What you are asked to do: For this exercise, copy the records below exactly and exclude every image.

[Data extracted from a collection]
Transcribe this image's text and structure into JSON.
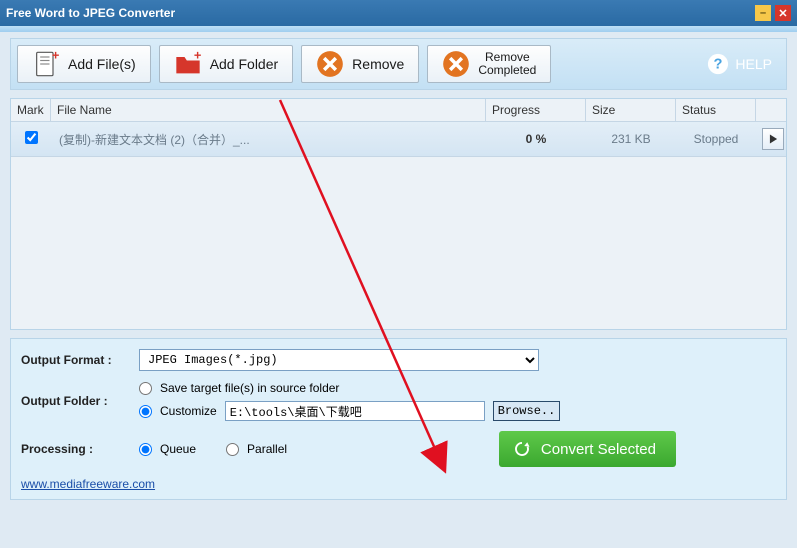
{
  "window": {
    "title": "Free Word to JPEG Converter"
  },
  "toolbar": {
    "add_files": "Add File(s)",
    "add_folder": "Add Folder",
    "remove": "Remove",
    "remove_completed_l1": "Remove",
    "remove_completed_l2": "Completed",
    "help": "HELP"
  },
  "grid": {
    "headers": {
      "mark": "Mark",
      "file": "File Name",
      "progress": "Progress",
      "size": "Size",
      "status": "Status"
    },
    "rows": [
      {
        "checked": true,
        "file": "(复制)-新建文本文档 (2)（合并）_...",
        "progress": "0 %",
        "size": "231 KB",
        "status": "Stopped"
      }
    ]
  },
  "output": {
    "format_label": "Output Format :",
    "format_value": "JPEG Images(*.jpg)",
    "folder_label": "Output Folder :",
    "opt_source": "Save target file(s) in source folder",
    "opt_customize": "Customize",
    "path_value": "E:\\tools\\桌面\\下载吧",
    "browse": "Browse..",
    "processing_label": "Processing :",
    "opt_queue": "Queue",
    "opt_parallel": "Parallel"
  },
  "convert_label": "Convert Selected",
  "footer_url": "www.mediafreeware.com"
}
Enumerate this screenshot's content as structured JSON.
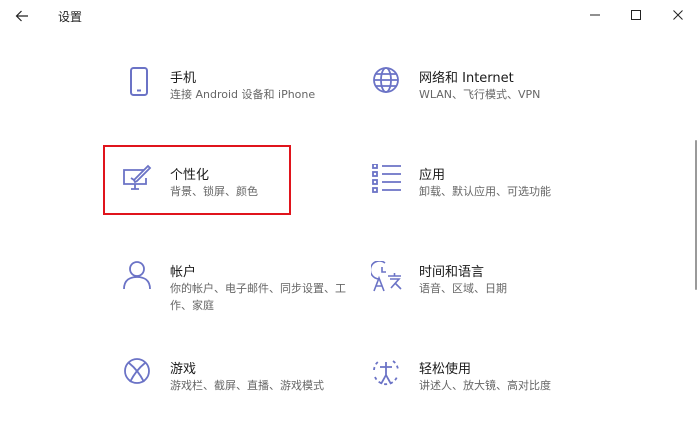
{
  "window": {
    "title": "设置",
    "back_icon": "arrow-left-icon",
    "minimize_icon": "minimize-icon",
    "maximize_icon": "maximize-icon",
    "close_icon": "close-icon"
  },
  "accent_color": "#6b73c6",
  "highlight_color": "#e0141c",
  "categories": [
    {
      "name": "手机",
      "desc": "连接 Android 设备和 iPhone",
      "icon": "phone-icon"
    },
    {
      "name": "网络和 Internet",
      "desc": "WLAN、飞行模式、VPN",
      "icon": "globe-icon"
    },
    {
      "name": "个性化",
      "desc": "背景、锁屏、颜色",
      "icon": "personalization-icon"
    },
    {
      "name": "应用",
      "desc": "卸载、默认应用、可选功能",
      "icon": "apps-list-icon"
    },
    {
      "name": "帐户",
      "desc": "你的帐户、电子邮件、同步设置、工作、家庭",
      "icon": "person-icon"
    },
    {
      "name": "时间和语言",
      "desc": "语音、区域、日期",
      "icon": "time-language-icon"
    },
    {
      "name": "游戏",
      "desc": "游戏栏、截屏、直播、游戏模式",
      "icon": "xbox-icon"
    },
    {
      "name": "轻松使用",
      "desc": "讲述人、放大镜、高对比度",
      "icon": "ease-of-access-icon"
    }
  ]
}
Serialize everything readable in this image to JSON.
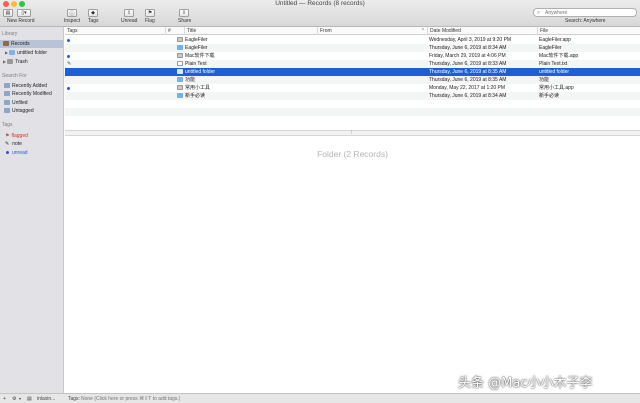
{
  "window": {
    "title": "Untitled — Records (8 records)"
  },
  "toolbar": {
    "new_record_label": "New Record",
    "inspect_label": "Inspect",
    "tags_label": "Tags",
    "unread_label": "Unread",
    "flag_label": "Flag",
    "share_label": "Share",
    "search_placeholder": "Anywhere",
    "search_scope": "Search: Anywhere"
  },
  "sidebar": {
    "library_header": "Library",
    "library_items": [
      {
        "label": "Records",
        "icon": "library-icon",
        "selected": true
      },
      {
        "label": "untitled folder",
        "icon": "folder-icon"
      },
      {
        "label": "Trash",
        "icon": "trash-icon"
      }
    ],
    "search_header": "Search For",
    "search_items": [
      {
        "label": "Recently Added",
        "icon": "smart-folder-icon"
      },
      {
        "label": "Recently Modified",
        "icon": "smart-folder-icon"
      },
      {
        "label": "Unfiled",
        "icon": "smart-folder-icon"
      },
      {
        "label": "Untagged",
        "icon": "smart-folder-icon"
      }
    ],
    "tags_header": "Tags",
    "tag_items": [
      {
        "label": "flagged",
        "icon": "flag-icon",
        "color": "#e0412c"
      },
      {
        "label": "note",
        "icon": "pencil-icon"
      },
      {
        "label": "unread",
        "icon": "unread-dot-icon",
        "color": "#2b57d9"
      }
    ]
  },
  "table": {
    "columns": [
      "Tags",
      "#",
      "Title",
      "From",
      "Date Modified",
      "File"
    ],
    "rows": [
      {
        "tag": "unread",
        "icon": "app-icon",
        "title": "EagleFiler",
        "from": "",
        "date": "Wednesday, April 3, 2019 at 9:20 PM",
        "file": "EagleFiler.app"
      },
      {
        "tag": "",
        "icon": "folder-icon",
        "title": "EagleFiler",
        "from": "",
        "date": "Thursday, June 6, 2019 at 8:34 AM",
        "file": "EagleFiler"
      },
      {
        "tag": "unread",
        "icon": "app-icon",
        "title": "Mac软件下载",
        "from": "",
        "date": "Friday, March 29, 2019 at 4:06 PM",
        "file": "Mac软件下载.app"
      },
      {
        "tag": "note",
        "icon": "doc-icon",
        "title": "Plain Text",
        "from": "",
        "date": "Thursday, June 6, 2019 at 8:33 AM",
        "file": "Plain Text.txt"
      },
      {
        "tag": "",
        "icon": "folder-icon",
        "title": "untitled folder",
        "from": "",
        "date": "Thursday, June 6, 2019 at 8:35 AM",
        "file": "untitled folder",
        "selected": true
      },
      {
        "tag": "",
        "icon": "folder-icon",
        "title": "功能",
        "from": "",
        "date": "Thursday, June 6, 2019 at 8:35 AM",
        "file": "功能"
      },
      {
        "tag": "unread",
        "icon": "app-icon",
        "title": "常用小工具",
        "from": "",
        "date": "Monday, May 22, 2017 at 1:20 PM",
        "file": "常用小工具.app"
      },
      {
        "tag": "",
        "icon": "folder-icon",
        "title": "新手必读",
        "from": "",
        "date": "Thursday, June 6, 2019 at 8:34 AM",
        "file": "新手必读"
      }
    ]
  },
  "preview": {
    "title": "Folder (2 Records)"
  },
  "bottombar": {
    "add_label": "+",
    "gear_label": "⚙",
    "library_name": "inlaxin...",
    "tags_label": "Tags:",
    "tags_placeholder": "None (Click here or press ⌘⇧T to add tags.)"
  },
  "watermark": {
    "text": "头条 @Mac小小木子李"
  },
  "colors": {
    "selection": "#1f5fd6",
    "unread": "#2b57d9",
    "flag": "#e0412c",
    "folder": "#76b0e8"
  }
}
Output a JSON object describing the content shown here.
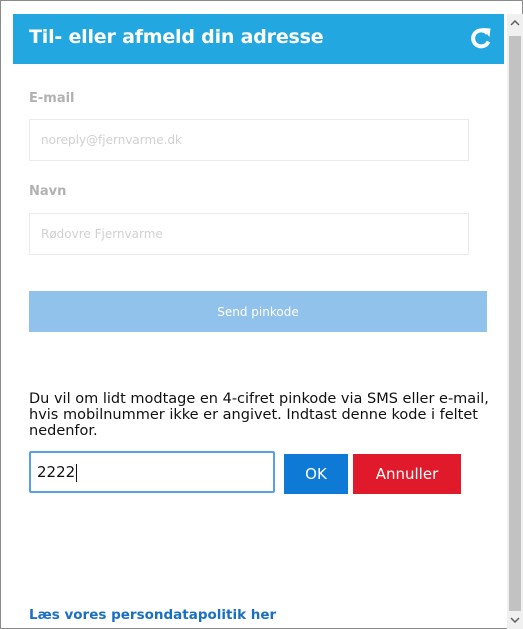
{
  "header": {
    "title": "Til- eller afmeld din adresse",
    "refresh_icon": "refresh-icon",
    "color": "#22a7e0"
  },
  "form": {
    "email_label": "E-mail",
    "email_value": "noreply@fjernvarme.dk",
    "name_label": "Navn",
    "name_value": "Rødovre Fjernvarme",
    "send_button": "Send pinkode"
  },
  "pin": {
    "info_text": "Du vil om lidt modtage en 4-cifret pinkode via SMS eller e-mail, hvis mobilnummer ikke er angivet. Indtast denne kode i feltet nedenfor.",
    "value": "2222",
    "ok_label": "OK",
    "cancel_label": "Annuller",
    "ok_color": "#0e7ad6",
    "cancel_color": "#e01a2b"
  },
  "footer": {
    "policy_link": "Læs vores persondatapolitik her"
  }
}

Task solution:
Transcribe this image's text and structure into JSON.
{
  "window": {
    "title": "Free Word to JPEG Converter"
  },
  "toolbar": {
    "add_files": "Add File(s)",
    "add_folder": "Add Folder",
    "remove": "Remove",
    "remove_completed_l1": "Remove",
    "remove_completed_l2": "Completed",
    "help": "HELP"
  },
  "grid": {
    "headers": {
      "mark": "Mark",
      "file": "File Name",
      "progress": "Progress",
      "size": "Size",
      "status": "Status"
    },
    "rows": [
      {
        "checked": true,
        "file": "(复制)-新建文本文档 (2)（合并）_...",
        "progress": "0 %",
        "size": "231 KB",
        "status": "Stopped"
      }
    ]
  },
  "output": {
    "format_label": "Output Format :",
    "format_value": "JPEG Images(*.jpg)",
    "folder_label": "Output Folder :",
    "opt_source": "Save target file(s) in source folder",
    "opt_customize": "Customize",
    "path_value": "E:\\tools\\桌面\\下载吧",
    "browse": "Browse..",
    "processing_label": "Processing :",
    "opt_queue": "Queue",
    "opt_parallel": "Parallel"
  },
  "convert_label": "Convert Selected",
  "footer_url": "www.mediafreeware.com"
}
Enumerate this screenshot's content as structured JSON.
{
  "window": {
    "title": "设置",
    "back_icon": "arrow-left-icon",
    "minimize_icon": "minimize-icon",
    "maximize_icon": "maximize-icon",
    "close_icon": "close-icon"
  },
  "accent_color": "#6b73c6",
  "highlight_color": "#e0141c",
  "categories": [
    {
      "name": "手机",
      "desc": "连接 Android 设备和 iPhone",
      "icon": "phone-icon"
    },
    {
      "name": "网络和 Internet",
      "desc": "WLAN、飞行模式、VPN",
      "icon": "globe-icon"
    },
    {
      "name": "个性化",
      "desc": "背景、锁屏、颜色",
      "icon": "personalization-icon"
    },
    {
      "name": "应用",
      "desc": "卸载、默认应用、可选功能",
      "icon": "apps-list-icon"
    },
    {
      "name": "帐户",
      "desc": "你的帐户、电子邮件、同步设置、工作、家庭",
      "icon": "person-icon"
    },
    {
      "name": "时间和语言",
      "desc": "语音、区域、日期",
      "icon": "time-language-icon"
    },
    {
      "name": "游戏",
      "desc": "游戏栏、截屏、直播、游戏模式",
      "icon": "xbox-icon"
    },
    {
      "name": "轻松使用",
      "desc": "讲述人、放大镜、高对比度",
      "icon": "ease-of-access-icon"
    }
  ]
}
Serialize everything readable in this image to JSON.
{
  "window": {
    "title": "Untitled — Records (8 records)"
  },
  "toolbar": {
    "new_record_label": "New Record",
    "inspect_label": "Inspect",
    "tags_label": "Tags",
    "unread_label": "Unread",
    "flag_label": "Flag",
    "share_label": "Share",
    "search_placeholder": "Anywhere",
    "search_scope": "Search: Anywhere"
  },
  "sidebar": {
    "library_header": "Library",
    "library_items": [
      {
        "label": "Records",
        "icon": "library-icon",
        "selected": true
      },
      {
        "label": "untitled folder",
        "icon": "folder-icon"
      },
      {
        "label": "Trash",
        "icon": "trash-icon"
      }
    ],
    "search_header": "Search For",
    "search_items": [
      {
        "label": "Recently Added",
        "icon": "smart-folder-icon"
      },
      {
        "label": "Recently Modified",
        "icon": "smart-folder-icon"
      },
      {
        "label": "Unfiled",
        "icon": "smart-folder-icon"
      },
      {
        "label": "Untagged",
        "icon": "smart-folder-icon"
      }
    ],
    "tags_header": "Tags",
    "tag_items": [
      {
        "label": "flagged",
        "icon": "flag-icon",
        "color": "#e0412c"
      },
      {
        "label": "note",
        "icon": "pencil-icon"
      },
      {
        "label": "unread",
        "icon": "unread-dot-icon",
        "color": "#2b57d9"
      }
    ]
  },
  "table": {
    "columns": [
      "Tags",
      "#",
      "Title",
      "From",
      "Date Modified",
      "File"
    ],
    "rows": [
      {
        "tag": "unread",
        "icon": "app-icon",
        "title": "EagleFiler",
        "from": "",
        "date": "Wednesday, April 3, 2019 at 9:20 PM",
        "file": "EagleFiler.app"
      },
      {
        "tag": "",
        "icon": "folder-icon",
        "title": "EagleFiler",
        "from": "",
        "date": "Thursday, June 6, 2019 at 8:34 AM",
        "file": "EagleFiler"
      },
      {
        "tag": "unread",
        "icon": "app-icon",
        "title": "Mac软件下载",
        "from": "",
        "date": "Friday, March 29, 2019 at 4:06 PM",
        "file": "Mac软件下载.app"
      },
      {
        "tag": "note",
        "icon": "doc-icon",
        "title": "Plain Text",
        "from": "",
        "date": "Thursday, June 6, 2019 at 8:33 AM",
        "file": "Plain Text.txt"
      },
      {
        "tag": "",
        "icon": "folder-icon",
        "title": "untitled folder",
        "from": "",
        "date": "Thursday, June 6, 2019 at 8:35 AM",
        "file": "untitled folder",
        "selected": true
      },
      {
        "tag": "",
        "icon": "folder-icon",
        "title": "功能",
        "from": "",
        "date": "Thursday, June 6, 2019 at 8:35 AM",
        "file": "功能"
      },
      {
        "tag": "unread",
        "icon": "app-icon",
        "title": "常用小工具",
        "from": "",
        "date": "Monday, May 22, 2017 at 1:20 PM",
        "file": "常用小工具.app"
      },
      {
        "tag": "",
        "icon": "folder-icon",
        "title": "新手必读",
        "from": "",
        "date": "Thursday, June 6, 2019 at 8:34 AM",
        "file": "新手必读"
      }
    ]
  },
  "preview": {
    "title": "Folder (2 Records)"
  },
  "bottombar": {
    "add_label": "+",
    "gear_label": "⚙",
    "library_name": "inlaxin...",
    "tags_label": "Tags:",
    "tags_placeholder": "None (Click here or press ⌘⇧T to add tags.)"
  },
  "watermark": {
    "text": "头条 @Mac小小木子李"
  },
  "colors": {
    "selection": "#1f5fd6",
    "unread": "#2b57d9",
    "flag": "#e0412c",
    "folder": "#76b0e8"
  }
}
Output a JSON object describing the content shown here.
{
  "header": {
    "title": "Til- eller afmeld din adresse",
    "refresh_icon": "refresh-icon",
    "color": "#22a7e0"
  },
  "form": {
    "email_label": "E-mail",
    "email_value": "noreply@fjernvarme.dk",
    "name_label": "Navn",
    "name_value": "Rødovre Fjernvarme",
    "send_button": "Send pinkode"
  },
  "pin": {
    "info_text": "Du vil om lidt modtage en 4-cifret pinkode via SMS eller e-mail, hvis mobilnummer ikke er angivet. Indtast denne kode i feltet nedenfor.",
    "value": "2222",
    "ok_label": "OK",
    "cancel_label": "Annuller",
    "ok_color": "#0e7ad6",
    "cancel_color": "#e01a2b"
  },
  "footer": {
    "policy_link": "Læs vores persondatapolitik her"
  }
}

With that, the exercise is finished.